> _Exercise prompt_
Please return every line in the following data that includes the string "this".

** Opening Listed entries block **

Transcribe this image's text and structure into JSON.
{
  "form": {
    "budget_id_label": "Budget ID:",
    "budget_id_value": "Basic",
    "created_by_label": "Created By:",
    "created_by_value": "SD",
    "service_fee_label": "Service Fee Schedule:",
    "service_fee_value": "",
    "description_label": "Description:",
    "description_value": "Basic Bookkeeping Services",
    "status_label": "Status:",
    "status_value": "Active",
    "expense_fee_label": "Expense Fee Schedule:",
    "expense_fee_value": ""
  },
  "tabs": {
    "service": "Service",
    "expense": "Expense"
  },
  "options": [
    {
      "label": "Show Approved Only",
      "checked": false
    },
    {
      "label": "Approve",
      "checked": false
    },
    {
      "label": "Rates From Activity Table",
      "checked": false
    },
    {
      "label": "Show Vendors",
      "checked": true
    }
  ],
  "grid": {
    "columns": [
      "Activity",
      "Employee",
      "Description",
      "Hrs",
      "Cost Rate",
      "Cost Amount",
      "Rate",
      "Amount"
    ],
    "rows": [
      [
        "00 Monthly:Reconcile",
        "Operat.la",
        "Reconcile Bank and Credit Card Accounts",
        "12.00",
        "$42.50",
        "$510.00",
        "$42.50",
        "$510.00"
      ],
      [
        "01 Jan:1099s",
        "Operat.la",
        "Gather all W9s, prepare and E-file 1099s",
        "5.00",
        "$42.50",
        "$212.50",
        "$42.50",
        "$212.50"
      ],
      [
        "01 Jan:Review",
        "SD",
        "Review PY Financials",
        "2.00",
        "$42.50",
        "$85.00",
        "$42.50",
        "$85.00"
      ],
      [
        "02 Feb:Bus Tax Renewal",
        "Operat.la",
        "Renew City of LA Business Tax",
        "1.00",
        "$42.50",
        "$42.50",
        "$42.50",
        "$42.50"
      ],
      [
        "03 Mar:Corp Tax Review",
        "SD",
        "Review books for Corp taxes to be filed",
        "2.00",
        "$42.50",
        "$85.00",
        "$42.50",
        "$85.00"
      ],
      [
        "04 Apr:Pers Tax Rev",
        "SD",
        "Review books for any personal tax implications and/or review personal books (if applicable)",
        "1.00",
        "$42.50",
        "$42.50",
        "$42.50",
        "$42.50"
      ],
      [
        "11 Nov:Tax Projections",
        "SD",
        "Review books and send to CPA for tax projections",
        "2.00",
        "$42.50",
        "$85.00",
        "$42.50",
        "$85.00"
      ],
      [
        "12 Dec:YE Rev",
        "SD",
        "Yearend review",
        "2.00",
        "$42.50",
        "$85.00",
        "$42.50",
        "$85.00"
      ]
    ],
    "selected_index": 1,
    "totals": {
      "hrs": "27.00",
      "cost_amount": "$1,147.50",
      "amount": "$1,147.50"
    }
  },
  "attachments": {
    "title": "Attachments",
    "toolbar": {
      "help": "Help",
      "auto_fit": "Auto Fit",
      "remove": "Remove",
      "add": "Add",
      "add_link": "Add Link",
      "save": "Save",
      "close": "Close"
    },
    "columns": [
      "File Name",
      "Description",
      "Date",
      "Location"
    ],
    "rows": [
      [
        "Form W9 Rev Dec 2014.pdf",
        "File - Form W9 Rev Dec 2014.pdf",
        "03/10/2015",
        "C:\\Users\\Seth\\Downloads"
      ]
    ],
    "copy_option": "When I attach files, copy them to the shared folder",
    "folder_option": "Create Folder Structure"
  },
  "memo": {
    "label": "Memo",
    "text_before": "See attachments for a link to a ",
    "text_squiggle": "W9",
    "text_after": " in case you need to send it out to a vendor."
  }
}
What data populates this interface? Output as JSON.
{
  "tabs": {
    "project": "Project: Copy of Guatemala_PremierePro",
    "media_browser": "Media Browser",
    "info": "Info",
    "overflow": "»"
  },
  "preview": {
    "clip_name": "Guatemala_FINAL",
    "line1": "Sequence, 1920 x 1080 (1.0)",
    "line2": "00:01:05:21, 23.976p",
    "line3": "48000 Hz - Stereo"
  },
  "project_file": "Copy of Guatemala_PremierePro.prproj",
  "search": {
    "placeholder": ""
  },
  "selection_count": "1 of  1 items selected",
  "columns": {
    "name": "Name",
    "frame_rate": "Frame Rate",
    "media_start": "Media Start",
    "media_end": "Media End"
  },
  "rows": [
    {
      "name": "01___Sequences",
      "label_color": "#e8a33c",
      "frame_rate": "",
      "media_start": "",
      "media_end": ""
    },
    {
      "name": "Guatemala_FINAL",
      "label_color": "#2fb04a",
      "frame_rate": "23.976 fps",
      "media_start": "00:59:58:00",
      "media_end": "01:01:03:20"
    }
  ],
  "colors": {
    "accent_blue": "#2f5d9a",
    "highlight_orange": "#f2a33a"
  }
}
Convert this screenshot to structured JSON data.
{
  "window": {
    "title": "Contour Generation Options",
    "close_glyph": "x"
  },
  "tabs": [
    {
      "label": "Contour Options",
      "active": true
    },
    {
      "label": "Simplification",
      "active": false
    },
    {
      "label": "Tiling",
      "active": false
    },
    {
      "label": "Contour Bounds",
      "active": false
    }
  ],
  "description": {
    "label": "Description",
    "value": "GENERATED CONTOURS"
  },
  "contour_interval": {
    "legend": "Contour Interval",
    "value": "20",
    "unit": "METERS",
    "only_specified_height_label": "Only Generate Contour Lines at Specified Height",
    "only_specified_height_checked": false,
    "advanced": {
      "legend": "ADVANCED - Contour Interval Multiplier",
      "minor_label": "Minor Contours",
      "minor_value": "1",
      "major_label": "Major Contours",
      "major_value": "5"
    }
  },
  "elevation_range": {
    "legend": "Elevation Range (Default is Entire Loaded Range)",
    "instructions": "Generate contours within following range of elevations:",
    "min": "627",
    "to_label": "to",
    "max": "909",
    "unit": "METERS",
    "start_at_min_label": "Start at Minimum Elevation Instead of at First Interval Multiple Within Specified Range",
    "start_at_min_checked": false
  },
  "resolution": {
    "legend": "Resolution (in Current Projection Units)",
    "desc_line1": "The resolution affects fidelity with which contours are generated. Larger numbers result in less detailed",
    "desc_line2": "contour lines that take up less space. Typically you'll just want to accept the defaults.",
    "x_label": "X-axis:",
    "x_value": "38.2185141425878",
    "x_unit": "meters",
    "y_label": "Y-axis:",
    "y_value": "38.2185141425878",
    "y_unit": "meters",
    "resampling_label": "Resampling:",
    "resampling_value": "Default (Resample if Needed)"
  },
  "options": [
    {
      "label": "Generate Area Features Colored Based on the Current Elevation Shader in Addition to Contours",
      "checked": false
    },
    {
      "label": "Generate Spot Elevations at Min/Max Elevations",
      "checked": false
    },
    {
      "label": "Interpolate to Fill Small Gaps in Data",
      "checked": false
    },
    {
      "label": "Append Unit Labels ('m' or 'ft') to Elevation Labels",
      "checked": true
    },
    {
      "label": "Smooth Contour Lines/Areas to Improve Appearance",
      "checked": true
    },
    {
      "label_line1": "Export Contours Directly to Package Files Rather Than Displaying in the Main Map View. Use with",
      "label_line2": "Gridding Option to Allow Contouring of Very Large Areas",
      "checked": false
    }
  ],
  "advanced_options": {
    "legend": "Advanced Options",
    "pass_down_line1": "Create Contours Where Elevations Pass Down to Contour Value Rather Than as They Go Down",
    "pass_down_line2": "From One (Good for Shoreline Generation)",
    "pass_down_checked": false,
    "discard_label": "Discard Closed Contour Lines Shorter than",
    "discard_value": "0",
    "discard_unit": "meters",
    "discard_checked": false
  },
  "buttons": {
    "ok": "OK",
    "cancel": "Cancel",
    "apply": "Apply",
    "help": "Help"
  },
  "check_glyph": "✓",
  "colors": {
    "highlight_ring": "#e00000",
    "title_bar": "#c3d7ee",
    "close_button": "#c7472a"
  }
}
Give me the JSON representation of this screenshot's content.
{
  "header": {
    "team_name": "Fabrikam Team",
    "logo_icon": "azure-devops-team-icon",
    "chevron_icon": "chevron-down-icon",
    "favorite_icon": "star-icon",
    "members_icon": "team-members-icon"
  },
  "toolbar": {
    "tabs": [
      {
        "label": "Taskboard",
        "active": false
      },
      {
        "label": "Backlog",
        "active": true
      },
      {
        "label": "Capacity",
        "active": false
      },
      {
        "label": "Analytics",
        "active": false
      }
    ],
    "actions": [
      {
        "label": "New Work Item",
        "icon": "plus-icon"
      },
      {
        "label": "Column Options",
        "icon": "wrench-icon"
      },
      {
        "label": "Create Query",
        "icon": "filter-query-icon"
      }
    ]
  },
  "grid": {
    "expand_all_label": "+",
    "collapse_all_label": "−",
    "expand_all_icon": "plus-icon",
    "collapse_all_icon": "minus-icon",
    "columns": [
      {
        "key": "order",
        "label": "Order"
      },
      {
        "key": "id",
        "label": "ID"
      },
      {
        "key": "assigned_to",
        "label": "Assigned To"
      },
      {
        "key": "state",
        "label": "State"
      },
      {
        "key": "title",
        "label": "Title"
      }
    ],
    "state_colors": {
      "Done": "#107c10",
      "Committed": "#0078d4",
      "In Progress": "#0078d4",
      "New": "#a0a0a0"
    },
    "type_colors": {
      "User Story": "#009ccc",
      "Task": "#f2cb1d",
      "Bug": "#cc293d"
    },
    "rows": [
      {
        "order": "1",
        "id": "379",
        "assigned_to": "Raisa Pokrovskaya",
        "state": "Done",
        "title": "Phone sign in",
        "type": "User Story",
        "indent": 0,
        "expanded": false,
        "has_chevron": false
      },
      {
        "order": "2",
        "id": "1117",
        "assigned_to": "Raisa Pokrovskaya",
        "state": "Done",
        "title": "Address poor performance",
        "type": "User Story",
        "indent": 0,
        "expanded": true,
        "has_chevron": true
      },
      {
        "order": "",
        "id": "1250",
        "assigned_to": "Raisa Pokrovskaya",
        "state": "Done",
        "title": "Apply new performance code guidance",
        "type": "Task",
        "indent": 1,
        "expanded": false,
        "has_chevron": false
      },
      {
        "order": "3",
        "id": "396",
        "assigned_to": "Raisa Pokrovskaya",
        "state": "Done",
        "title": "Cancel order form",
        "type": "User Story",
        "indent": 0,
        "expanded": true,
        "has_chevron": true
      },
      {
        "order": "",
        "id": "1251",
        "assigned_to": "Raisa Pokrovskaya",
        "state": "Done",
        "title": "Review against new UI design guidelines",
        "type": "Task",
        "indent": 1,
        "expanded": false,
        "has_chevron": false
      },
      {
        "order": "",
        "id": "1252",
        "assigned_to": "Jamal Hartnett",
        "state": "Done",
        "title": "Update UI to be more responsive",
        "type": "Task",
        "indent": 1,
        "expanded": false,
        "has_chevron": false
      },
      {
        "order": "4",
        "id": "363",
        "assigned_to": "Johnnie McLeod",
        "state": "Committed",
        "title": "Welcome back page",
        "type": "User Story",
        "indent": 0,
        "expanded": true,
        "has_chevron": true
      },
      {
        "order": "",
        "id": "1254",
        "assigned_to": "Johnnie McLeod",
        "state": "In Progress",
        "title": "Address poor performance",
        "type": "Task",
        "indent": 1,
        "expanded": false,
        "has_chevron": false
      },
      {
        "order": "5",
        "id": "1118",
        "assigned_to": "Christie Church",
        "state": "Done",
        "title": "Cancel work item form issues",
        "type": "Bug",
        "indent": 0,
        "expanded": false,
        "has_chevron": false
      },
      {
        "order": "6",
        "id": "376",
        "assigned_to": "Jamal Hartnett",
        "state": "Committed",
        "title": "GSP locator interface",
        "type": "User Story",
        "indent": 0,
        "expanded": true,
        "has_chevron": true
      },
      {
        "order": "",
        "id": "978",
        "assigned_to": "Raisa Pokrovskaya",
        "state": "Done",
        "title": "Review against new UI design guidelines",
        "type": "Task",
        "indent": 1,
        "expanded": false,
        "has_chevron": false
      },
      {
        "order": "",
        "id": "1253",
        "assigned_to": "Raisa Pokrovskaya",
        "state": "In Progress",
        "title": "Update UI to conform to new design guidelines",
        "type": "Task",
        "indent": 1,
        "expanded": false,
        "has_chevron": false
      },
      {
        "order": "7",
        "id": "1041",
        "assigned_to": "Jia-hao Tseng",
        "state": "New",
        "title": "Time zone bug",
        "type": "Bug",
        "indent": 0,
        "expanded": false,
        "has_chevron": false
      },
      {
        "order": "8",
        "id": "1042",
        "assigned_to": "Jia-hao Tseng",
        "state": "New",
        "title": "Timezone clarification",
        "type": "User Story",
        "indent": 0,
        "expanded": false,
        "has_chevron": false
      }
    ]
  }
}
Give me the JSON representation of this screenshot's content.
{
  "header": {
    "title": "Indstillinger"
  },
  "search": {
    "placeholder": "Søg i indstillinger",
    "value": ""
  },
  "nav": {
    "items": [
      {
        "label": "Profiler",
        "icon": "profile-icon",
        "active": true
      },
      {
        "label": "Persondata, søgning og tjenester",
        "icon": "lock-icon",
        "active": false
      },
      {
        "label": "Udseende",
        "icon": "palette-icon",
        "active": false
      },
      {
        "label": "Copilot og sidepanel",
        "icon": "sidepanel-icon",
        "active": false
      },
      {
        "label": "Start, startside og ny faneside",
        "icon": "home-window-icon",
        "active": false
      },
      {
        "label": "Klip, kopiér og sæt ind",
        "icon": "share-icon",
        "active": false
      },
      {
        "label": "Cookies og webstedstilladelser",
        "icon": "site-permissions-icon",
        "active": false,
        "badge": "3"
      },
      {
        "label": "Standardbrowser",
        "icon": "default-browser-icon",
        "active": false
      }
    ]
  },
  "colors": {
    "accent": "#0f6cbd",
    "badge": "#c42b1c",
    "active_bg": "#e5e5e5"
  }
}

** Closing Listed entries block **

> _Your response_
Transcribe this image's text and structure into JSON.
What data populates this interface? Output as JSON.
Convert this screenshot to structured JSON data.
Give me the JSON representation of this screenshot's content.
Give me the JSON representation of this screenshot's content.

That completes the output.